[Records from a data collection]
- - - - -
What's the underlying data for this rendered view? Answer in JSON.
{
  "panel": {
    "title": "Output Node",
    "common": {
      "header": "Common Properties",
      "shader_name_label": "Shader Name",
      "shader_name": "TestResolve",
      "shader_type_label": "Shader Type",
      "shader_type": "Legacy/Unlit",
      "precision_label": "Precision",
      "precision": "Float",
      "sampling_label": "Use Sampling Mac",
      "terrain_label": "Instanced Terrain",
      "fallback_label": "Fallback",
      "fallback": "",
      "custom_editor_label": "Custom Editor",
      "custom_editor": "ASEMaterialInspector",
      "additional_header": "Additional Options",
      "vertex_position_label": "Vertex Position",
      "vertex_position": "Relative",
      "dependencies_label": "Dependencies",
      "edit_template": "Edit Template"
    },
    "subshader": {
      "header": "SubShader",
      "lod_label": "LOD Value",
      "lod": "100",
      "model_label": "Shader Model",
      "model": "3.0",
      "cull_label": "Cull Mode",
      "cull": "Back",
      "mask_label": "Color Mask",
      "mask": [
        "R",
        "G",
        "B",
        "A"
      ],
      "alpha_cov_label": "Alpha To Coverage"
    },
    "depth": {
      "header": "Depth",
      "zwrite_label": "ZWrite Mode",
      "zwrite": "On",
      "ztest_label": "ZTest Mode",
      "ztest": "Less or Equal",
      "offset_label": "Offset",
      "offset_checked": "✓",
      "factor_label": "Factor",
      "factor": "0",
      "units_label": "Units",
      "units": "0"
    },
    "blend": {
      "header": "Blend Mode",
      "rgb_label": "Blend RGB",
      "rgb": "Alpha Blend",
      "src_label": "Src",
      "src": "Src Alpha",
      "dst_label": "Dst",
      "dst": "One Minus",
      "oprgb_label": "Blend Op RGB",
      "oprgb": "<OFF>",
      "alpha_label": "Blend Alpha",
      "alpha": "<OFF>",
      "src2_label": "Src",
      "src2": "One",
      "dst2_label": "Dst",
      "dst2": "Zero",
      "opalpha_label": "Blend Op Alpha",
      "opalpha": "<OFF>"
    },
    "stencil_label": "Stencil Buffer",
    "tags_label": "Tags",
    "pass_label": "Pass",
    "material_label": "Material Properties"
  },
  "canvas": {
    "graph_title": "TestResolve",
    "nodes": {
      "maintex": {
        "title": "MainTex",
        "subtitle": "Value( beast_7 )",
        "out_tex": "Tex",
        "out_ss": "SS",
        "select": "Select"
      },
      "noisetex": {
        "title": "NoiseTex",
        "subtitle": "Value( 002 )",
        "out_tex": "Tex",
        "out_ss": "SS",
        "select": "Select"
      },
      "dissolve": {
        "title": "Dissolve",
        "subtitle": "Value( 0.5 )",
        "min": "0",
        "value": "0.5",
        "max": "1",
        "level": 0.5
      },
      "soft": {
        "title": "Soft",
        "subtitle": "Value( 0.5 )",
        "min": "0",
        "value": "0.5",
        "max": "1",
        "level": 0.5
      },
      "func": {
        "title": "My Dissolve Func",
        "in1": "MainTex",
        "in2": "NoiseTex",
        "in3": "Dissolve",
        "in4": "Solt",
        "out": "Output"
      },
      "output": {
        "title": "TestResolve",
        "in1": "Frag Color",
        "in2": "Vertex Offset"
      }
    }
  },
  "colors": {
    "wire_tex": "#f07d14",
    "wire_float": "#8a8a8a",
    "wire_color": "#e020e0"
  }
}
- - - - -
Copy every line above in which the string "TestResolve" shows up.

      "shader_name": "TestResolve",
    "graph_title": "TestResolve",
        "title": "TestResolve",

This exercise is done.